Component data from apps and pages
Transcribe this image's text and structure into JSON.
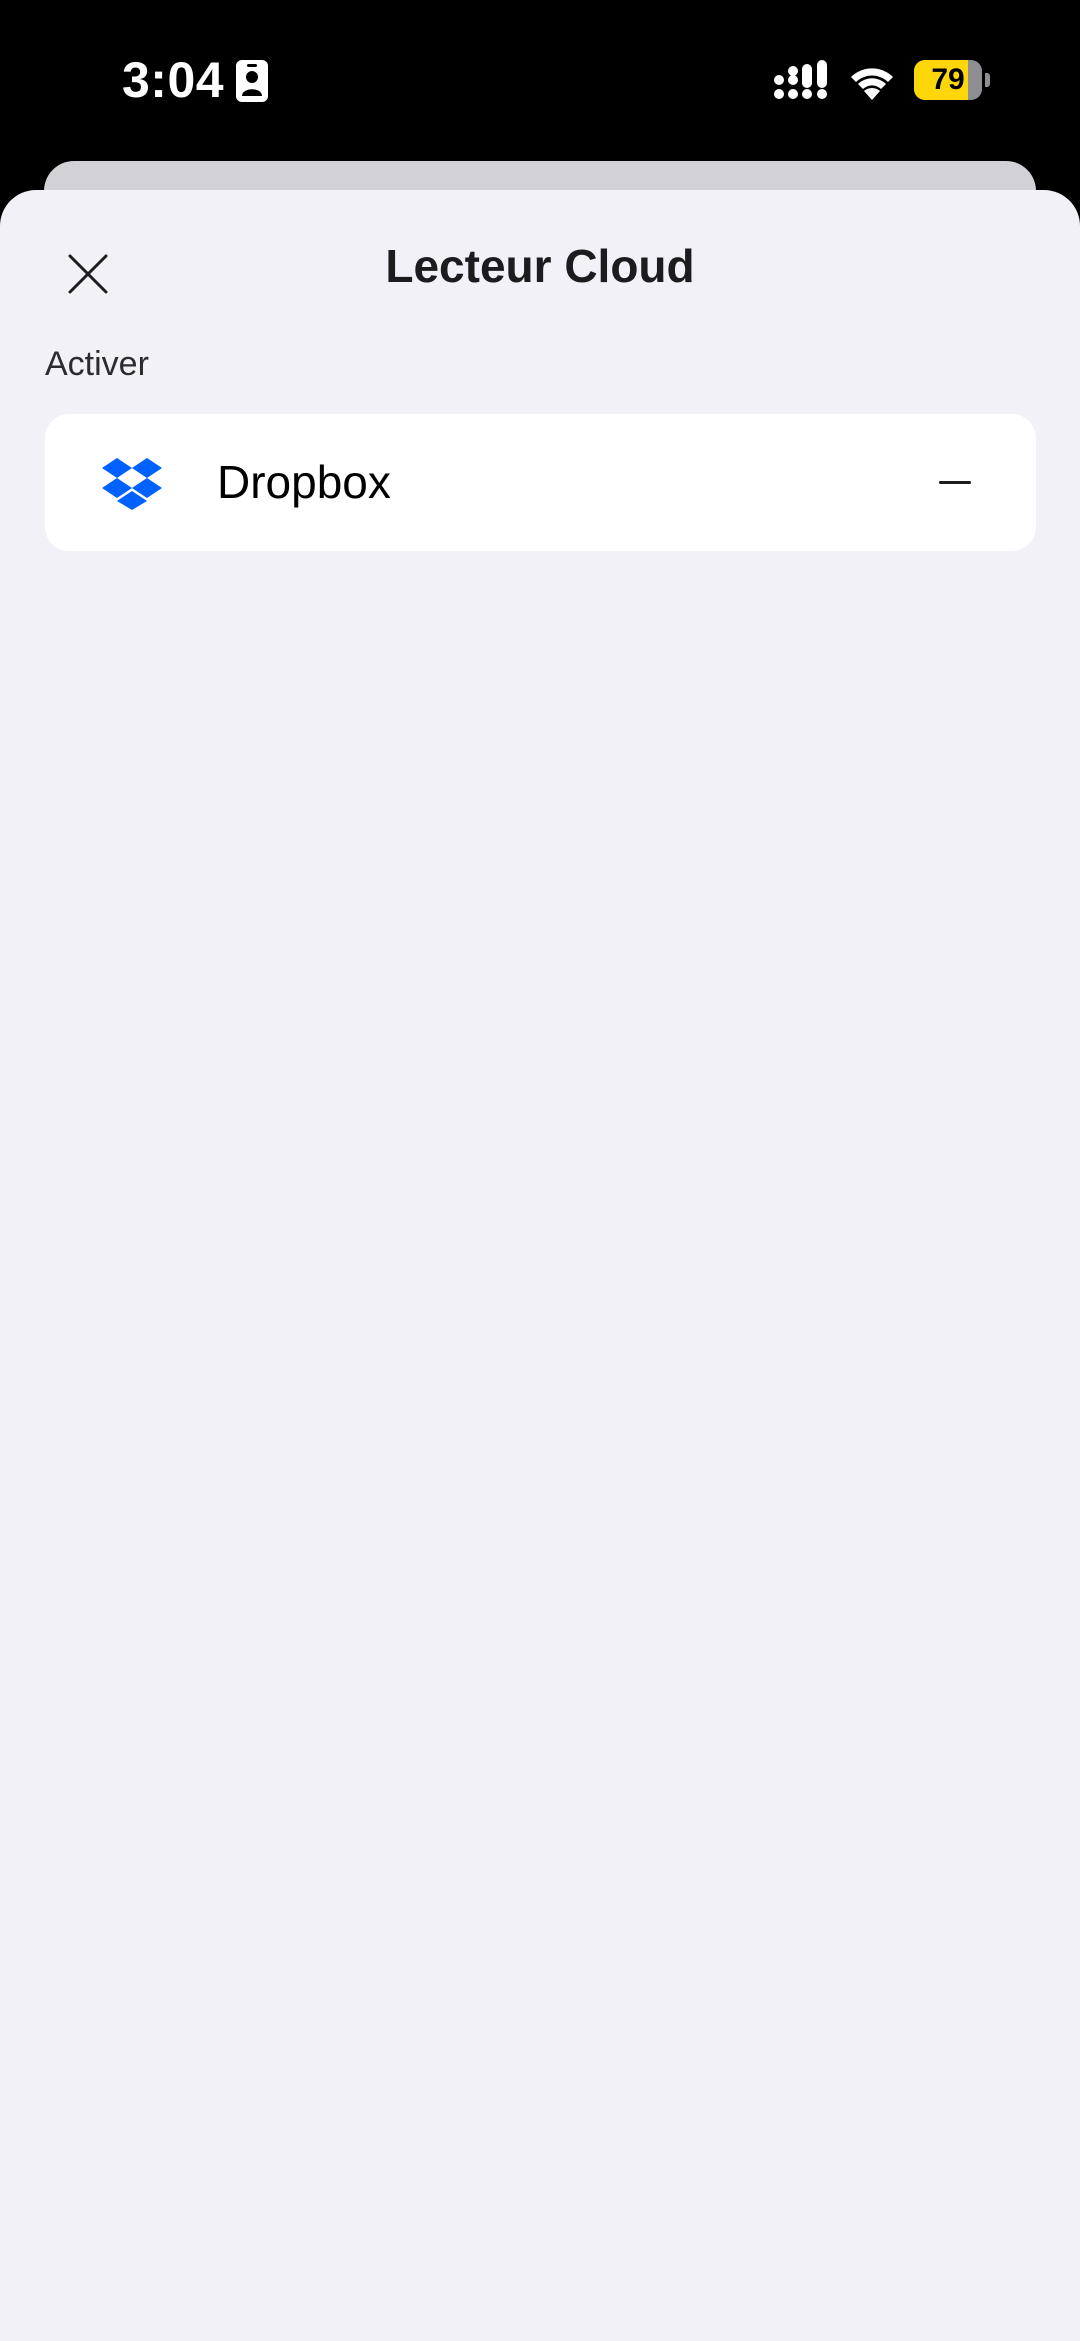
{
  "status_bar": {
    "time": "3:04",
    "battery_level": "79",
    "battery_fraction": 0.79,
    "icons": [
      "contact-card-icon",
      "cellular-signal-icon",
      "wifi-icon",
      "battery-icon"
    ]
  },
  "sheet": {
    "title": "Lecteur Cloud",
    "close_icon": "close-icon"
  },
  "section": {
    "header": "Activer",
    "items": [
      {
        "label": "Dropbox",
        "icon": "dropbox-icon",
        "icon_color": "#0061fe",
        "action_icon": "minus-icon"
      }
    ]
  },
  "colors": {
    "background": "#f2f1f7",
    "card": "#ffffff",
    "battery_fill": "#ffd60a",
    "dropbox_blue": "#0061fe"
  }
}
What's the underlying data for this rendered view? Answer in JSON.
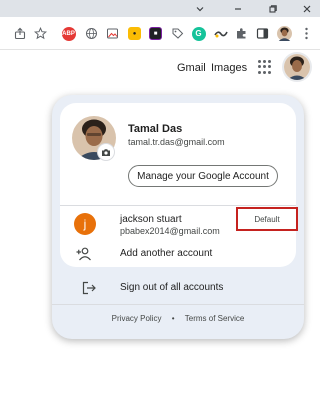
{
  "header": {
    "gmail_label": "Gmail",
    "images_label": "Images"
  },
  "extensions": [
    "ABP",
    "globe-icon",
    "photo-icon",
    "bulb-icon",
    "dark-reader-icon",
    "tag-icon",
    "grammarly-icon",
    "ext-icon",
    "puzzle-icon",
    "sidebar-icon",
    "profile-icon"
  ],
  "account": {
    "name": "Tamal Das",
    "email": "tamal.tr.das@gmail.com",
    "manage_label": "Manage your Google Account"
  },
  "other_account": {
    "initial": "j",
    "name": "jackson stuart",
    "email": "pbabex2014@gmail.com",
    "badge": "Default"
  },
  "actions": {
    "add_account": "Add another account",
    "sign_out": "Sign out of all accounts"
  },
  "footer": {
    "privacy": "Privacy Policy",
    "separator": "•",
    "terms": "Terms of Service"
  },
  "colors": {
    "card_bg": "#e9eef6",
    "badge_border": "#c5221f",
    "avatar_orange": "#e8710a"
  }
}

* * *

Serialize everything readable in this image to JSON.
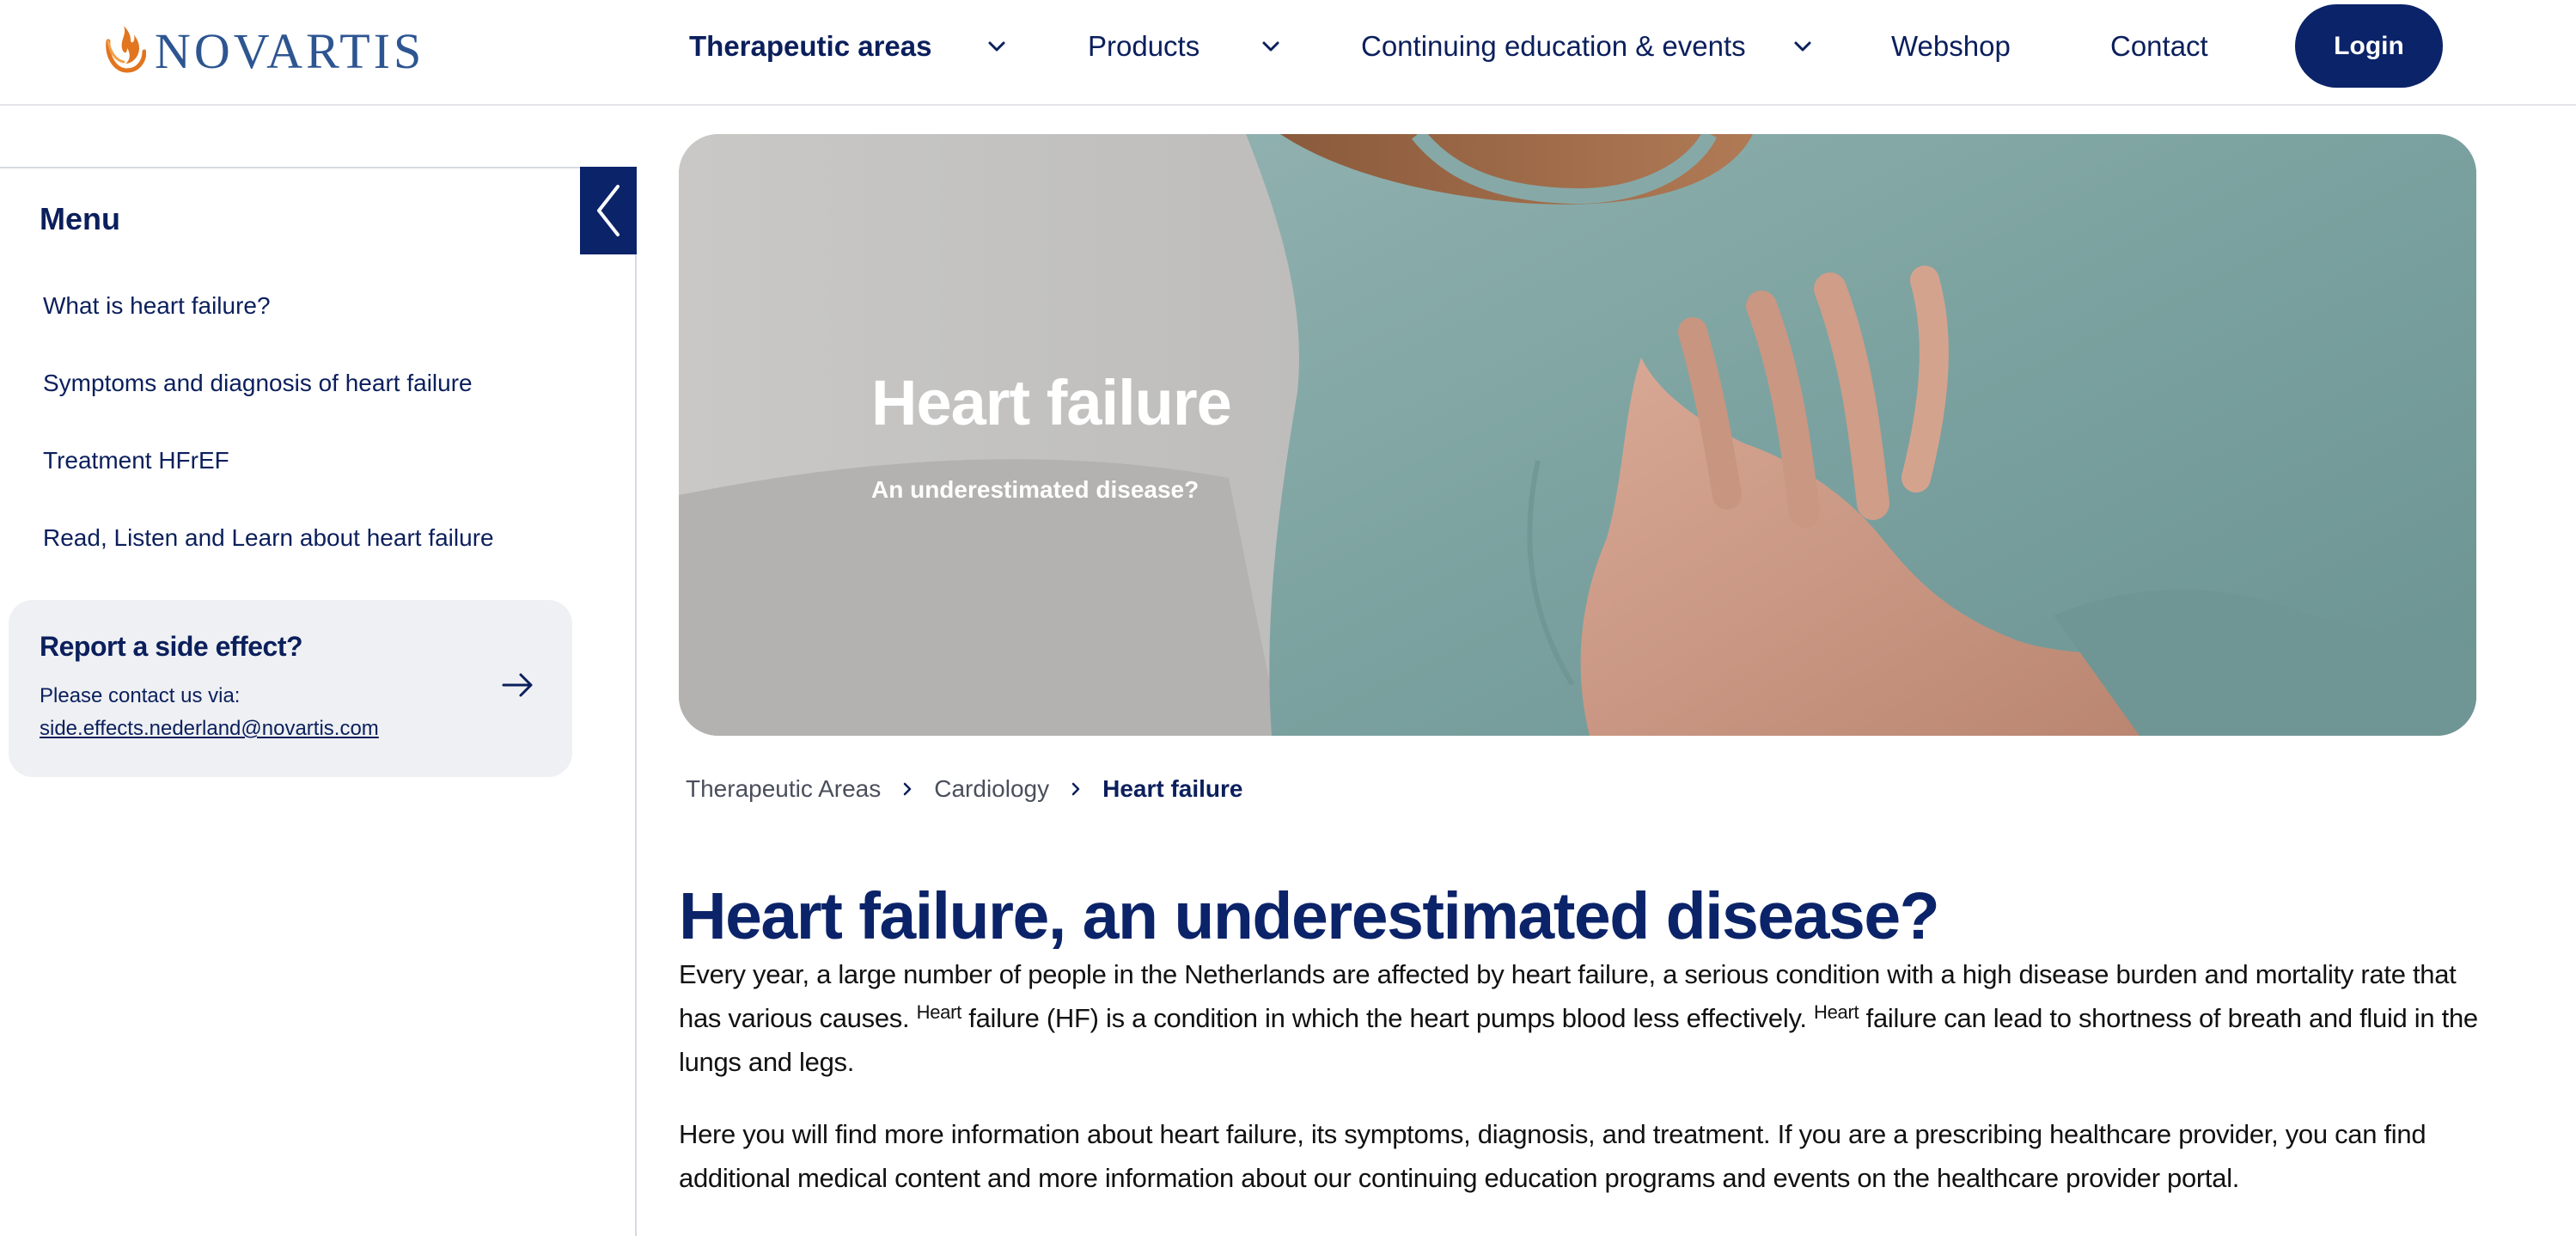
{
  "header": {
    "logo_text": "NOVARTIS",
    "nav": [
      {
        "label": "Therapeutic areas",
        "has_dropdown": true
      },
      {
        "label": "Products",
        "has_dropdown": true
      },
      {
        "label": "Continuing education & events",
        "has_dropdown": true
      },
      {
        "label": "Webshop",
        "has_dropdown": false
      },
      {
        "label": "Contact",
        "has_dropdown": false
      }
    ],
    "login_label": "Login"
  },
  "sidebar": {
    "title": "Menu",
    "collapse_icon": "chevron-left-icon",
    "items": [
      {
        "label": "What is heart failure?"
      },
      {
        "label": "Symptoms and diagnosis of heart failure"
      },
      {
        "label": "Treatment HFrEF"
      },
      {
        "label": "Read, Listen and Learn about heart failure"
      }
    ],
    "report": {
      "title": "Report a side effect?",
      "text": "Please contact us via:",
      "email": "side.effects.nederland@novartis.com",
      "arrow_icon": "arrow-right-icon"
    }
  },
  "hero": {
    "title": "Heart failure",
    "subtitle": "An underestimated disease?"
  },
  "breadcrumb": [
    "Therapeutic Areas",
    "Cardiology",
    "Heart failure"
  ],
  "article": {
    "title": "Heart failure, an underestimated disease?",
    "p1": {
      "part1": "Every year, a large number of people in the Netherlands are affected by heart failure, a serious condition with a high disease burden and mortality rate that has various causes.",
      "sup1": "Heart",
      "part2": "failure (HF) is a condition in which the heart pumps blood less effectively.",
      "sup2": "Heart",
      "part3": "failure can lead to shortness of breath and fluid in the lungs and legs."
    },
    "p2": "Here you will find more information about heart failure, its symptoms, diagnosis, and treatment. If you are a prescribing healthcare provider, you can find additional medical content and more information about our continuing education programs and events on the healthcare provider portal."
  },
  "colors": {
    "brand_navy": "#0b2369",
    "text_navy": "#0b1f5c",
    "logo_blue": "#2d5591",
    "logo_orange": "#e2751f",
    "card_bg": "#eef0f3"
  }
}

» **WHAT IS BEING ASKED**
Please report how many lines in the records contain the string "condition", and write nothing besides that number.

» **EXERCISE RESPONSE**
2